65 year old Mujeeb worked in Saudi Arabia for a few years. He returned home to Pakistan two decades ago and rebuilt his life in his ancestral neighborhood. In 2013 when he went to get his ID card renewed, his application was denied which resulted in all 9 of his sons being denied the same. Despite the harsh circumstances, he and his sons manage to put food on to table by doing odd jobs.
Faryal and her cousin Mehreen left their home on Alamdar Road in Quetta to escape persecution. They live in a tiny two-bedroom apartment in Karachi with their cousin. They like to eat local snacks from Balochistan and sit around on the floor like they would have at home in order to keep their memories and customs alive.
Faryal is preparing for the GRE exam. The large blue carpet is from her hometown, a gift from her mother who visited her over the holidays. It acts as a source of comfort to Faryal when the going gets tough.
One of the most painful memories for Mehreen’s younger brother was the day he left Quetta because it was too dangerous to stay. He drew the landscape he would miss the most and gave it to Mehreen as a gift.
Every day, Faiza leaves her office after work and walks to a pavilion at the beach. She sits here for 3-4 hours contemplating life and past events. She writes witness poetry. Many mistake her for being a Chinese tourist and send her tea and snacks to show hospitality. She plays along and thanks them because talking about Quetta is too painful.

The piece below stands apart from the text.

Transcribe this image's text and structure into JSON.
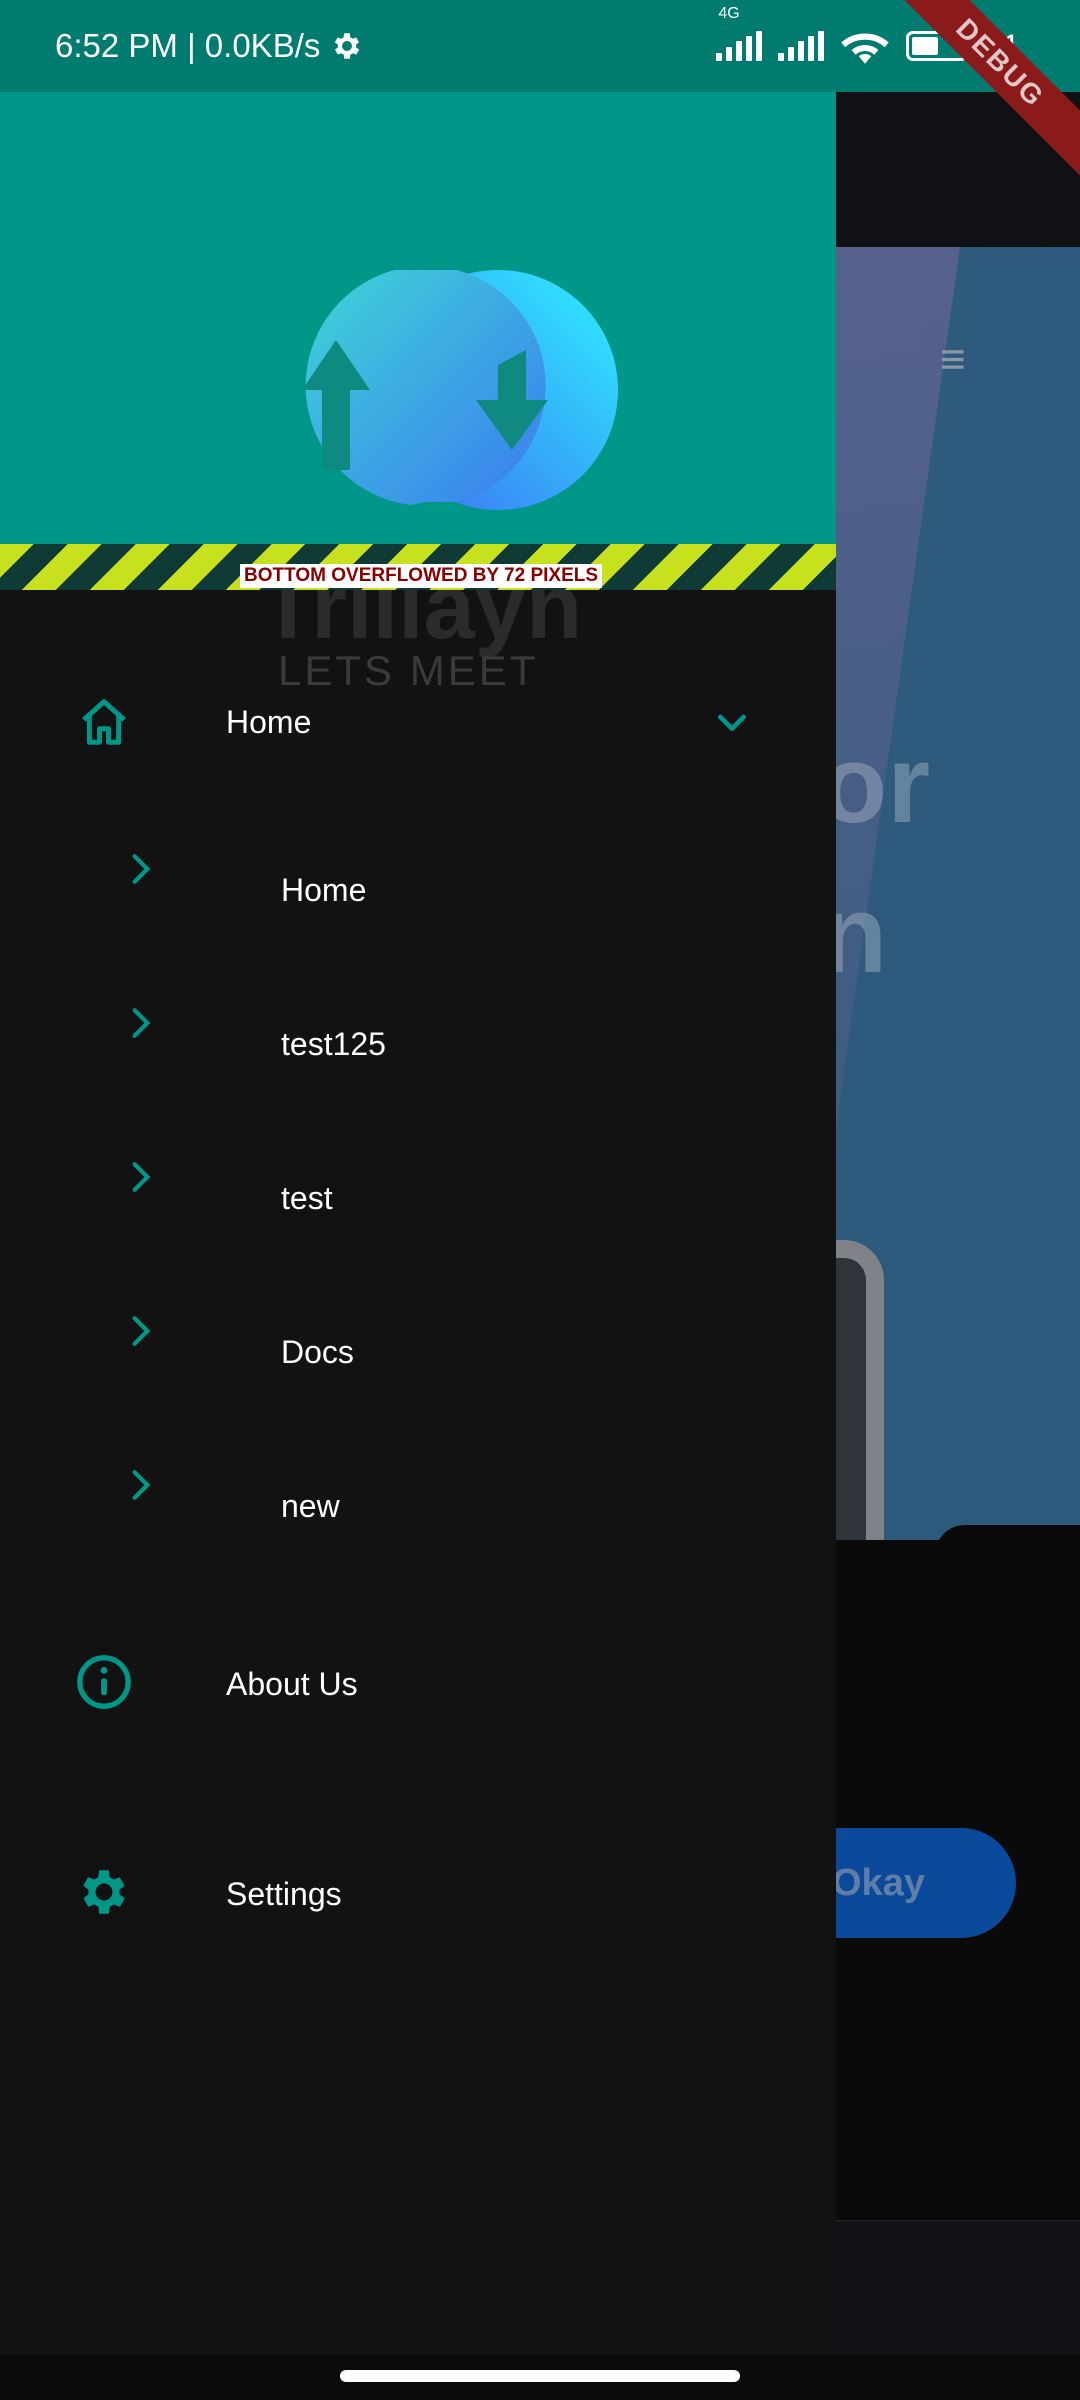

Not wanting to spend a paisa more than she needs to on herself, Faiza chooses to live in a tiny apartment with three other girls from the Hazara community who study in Karachi. There is constant noise due to traffic and construction work till late hours of the night. She refuses to move to a better and more peaceful place stating she would rather save that money and send it to her family in Quetta instead.
The Christian Slaughterhouse compound in Lyari was destroyed during the Lyari Gang Wars in Karachi. The turf wars between two local gangs ended with army intervention only after 700 families had fled the area fearing for their lives. They eventually returned to find their homes in shambles.
A family of eleven people who once lived in a large house returned to find it completely destroyed. They decided to move to three smaller quarters, rebuild their lives and make the best of the situation.
Families are slowly moving back into their homes that were looted during the turf wars.
The community church that was bombed is still in shambles. Occupied with spending their money on re-building their own homes first, no one has been able to look into fixing the church yet.
Born and raised in this neighbourhood, Imran says nothing is the same after their return. The sense of fear still lingers even though he knows the turf wars are over. He is standing on the spot where his school once was. He says the destruction around him doesn’t allow him to move on.
Children get creative by constructing make shift kites using string and plastic bags to amuse themselves. Many families are still scared of letting them play in the community’s common areas but are unable to stop the fearless and carefree young ones from climbing on top of precarious and damaged buildings.